* **Task objective**
In the records below, find each line that holds "logo" and return it.

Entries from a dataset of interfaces

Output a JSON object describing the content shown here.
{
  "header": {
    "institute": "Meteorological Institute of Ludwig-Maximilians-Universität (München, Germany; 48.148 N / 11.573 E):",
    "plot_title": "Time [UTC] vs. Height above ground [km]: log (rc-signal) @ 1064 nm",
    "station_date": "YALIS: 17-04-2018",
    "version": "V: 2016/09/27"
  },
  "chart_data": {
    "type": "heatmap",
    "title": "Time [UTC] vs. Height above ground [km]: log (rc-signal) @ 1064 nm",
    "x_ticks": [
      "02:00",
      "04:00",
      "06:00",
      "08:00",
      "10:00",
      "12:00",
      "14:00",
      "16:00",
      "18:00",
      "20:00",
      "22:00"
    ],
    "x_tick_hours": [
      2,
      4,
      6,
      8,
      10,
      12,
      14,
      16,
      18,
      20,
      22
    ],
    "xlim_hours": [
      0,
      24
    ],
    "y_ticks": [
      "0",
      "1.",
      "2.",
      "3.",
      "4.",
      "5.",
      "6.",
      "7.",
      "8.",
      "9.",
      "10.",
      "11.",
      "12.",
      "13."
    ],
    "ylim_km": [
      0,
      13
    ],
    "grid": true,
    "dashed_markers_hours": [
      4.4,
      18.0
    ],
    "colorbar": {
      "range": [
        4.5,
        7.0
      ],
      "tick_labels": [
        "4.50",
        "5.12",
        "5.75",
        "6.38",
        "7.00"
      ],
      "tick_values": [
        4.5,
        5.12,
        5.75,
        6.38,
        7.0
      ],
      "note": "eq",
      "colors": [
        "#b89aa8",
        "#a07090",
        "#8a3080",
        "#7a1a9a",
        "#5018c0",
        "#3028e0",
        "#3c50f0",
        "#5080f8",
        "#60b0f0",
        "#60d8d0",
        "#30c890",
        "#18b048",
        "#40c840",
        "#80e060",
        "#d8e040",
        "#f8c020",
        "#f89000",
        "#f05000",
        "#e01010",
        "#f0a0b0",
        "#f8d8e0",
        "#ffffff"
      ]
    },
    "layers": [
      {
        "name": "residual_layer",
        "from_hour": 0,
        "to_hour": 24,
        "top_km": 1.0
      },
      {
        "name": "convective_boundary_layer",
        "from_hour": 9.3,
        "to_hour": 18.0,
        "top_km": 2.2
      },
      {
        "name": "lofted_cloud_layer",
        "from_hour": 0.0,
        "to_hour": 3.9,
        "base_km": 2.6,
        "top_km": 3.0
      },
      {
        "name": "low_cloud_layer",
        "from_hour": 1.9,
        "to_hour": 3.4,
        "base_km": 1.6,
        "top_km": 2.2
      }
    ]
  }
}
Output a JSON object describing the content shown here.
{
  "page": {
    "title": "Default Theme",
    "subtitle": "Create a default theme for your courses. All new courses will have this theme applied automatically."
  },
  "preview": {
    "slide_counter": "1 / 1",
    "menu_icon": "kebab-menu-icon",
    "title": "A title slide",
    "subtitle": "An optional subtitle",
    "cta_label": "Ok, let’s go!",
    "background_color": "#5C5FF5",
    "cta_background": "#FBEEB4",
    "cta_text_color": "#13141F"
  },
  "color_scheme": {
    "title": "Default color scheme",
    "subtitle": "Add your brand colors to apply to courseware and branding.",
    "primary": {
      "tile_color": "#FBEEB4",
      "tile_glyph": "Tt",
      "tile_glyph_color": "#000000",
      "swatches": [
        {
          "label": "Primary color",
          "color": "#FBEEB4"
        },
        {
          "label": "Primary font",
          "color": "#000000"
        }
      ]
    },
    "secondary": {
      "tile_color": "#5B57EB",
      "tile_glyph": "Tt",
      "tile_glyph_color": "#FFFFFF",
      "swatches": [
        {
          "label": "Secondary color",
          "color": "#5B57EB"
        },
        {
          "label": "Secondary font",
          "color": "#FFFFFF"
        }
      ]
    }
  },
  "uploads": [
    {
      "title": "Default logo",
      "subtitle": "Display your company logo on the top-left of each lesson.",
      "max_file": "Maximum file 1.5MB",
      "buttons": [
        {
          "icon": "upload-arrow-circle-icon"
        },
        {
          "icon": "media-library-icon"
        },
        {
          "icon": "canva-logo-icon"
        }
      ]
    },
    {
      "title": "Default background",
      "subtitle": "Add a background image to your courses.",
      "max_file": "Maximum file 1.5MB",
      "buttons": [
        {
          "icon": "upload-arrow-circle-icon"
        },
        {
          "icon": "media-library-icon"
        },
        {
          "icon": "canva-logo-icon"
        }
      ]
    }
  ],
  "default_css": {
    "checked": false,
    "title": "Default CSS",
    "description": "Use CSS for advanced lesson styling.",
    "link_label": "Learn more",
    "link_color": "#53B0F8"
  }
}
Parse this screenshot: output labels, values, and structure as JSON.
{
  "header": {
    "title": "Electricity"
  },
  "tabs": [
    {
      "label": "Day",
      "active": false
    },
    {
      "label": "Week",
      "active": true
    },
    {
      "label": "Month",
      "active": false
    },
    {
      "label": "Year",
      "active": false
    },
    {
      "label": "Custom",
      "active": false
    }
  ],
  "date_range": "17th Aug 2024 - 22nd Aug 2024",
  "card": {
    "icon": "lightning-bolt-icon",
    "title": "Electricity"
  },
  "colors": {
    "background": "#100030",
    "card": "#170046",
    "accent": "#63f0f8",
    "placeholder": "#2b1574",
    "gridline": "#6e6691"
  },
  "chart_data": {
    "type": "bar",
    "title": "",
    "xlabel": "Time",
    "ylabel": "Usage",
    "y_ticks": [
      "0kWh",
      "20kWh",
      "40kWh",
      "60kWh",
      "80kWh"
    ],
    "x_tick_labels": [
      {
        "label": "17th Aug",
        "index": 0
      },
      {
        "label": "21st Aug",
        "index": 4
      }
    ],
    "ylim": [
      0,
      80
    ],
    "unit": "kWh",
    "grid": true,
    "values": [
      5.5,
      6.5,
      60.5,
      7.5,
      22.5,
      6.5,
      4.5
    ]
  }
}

* **Result for this exercise**
      "title": "Default logo",
      "subtitle": "Display your company logo on the top-left of each lesson.",
          "icon": "canva-logo-icon"
          "icon": "canva-logo-icon"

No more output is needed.